SINGAPORE is taking a unique approach to conserving its biodiversity and is doing well, an expert said yesterday.
Unlike many other countries, it makes its natural biodiversity accessible to the public through nature parks such as Sungei Buloh Wetland Reserve and parks in urban areas, said Harvard physician Aaron Bernstein at the start of the inaugural Asean Conference on Biodiversity yesterday………
Read more @ the [SOURCE: asiaone - Singapore conserving biodiversity well: Expert]
BBC NEWS reports
Conservationists at the Skinflats RSPB sanctuary, near Falkirk, are preparing to allow sea water to flood the site.
They hope to create saline pools and salt marshes, boosting the the number of birds and otters on the reserve.
The £150,000 project is also designed to alleviate pressure along the coast, which has suffered from flooding.
read more at the SOURCE: BBC NEWS | UK | Scotland | Tayside and Central | Project to create wetland habitat.

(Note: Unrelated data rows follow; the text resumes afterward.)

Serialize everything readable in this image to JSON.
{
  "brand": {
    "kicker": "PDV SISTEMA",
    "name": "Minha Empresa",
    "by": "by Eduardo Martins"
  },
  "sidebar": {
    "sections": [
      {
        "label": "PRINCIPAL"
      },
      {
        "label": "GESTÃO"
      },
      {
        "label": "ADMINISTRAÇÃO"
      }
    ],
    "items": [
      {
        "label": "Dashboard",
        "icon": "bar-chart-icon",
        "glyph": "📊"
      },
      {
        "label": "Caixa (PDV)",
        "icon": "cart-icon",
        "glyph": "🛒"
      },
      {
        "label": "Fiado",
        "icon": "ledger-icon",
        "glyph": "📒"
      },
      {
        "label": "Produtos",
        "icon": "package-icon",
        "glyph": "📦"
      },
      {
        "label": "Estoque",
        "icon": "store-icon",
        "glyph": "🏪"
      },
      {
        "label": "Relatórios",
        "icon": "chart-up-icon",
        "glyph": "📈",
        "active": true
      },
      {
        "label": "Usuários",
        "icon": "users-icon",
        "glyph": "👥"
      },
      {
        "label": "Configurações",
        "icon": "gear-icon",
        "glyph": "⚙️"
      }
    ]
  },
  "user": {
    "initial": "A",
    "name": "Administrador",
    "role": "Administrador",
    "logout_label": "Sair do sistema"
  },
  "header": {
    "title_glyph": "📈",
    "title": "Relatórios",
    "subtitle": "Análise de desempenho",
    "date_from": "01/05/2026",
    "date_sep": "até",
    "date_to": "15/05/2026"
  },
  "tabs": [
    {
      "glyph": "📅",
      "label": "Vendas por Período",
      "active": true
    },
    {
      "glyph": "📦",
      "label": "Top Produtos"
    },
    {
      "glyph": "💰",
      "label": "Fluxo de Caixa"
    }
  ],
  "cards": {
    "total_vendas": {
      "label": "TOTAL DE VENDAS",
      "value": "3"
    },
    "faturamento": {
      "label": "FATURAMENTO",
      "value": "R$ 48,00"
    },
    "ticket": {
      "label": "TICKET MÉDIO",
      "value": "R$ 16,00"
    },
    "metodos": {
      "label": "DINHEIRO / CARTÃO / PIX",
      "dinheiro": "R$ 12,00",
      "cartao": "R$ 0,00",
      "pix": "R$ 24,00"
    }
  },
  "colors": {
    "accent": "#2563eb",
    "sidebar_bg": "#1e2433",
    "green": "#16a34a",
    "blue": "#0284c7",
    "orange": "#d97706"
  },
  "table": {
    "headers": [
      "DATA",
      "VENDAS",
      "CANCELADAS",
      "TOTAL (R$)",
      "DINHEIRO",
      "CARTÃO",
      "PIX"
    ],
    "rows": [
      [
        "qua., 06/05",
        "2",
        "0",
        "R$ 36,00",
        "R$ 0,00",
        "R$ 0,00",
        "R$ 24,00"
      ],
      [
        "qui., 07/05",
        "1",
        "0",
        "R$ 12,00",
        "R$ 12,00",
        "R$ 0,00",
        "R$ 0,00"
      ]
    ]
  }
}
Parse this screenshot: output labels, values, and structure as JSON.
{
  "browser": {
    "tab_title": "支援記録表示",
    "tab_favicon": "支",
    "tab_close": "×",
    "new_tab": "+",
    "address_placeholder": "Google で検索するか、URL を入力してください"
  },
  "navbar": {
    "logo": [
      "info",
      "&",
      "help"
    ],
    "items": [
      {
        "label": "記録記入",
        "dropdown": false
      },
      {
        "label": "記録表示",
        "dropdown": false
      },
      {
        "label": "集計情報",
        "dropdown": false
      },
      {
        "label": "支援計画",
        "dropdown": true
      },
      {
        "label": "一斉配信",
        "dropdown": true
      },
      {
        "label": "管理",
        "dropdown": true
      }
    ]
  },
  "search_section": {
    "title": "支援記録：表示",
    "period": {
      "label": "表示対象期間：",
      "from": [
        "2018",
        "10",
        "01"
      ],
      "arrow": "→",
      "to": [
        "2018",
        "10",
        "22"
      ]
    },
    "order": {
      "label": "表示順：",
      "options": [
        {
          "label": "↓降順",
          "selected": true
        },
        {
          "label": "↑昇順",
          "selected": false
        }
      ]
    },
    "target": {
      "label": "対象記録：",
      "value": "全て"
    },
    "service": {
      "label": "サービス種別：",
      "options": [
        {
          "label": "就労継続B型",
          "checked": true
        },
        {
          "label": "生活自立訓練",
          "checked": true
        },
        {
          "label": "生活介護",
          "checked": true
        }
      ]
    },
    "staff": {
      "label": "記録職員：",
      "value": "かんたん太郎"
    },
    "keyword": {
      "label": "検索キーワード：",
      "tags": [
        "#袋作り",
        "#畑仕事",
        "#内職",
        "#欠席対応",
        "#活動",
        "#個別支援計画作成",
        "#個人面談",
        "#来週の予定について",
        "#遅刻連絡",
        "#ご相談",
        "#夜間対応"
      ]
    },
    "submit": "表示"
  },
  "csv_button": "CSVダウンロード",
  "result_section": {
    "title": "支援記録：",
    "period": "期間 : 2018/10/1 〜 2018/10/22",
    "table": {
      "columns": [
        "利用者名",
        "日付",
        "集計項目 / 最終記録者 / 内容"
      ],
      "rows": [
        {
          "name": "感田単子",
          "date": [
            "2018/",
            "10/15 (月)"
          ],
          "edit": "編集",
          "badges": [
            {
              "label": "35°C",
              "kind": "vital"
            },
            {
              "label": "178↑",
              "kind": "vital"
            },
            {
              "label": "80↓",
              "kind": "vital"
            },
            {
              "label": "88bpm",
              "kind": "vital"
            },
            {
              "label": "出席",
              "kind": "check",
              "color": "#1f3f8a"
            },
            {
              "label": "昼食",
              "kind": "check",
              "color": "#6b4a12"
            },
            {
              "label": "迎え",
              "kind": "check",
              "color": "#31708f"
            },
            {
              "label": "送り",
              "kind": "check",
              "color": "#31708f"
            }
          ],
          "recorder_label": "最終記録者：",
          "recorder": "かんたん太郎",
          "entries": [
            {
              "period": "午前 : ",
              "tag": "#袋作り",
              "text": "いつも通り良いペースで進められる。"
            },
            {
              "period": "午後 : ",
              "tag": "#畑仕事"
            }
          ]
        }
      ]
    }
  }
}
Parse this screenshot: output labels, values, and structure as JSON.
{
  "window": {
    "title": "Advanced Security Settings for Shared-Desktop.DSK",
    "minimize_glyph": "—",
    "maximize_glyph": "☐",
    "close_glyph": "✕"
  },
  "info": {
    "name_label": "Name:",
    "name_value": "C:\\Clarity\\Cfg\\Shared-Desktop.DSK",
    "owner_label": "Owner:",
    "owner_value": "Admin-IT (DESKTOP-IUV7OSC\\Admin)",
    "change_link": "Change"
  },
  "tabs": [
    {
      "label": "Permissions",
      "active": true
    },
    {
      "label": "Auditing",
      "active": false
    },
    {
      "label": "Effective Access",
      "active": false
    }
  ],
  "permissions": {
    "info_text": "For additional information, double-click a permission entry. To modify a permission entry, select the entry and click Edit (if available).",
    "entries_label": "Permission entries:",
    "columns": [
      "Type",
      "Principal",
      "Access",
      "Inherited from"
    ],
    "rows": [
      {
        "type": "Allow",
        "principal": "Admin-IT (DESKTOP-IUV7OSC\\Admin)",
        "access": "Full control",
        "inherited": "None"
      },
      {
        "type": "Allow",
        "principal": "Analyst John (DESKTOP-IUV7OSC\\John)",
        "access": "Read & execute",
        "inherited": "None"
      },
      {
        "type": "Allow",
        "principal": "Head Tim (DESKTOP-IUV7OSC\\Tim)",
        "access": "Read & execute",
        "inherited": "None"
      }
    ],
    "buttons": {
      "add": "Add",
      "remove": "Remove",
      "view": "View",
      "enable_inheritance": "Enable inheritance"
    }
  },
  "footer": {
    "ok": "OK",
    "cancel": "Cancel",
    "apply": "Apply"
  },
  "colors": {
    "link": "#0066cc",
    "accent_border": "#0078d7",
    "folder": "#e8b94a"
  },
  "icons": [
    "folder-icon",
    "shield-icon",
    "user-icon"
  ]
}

PARK(ing) Day is occurring across the world on the 18th of September. PARK(ing) Day is an annual, one-day global event where artists, activists and citizens collaborate to temporarily transform metered parking spots into “PARK(ing)” spaces: temporary public parks.
PARK(ing) Day began in 2005 when Rebar, a San Francisco art and design studio, converted a single metered parking space into a temporary public park in an area of San Francisco that is underserved by public open space.
To find out the nearest PARK(ing) Day in your city go to the map at the event website
SOURCE: PARK(ing) Day
Clive is looking at new facilities suggested by a new plan approved by the City last week. The facilities include a nature center, community gym and a dog park.
Genus Landscape Architects has developed a plan for a nature center that could cost between $1.5 to 4 million depending on scope and detailing for final construction.
SOURCE: Clive council eyes recreation, nature centers | DesMoinesRegister.com | The Des Moines Register
All across Manhattan urban farms are springing up across one of the densely built cities in the world. Urban Farms (community gardens) are nothing new but recently they are moving up onto the rooftops across the world as urbanites want to grow their own food and cool down their buildings.
The Washington Post has an article about the Urban Farms in Manhattan and how as the city has boomed with Community Gardens being sold for development gardens have moved up onto rooftops.
Read and See more at the Planting Roofs takes off in New York – Washingtonpost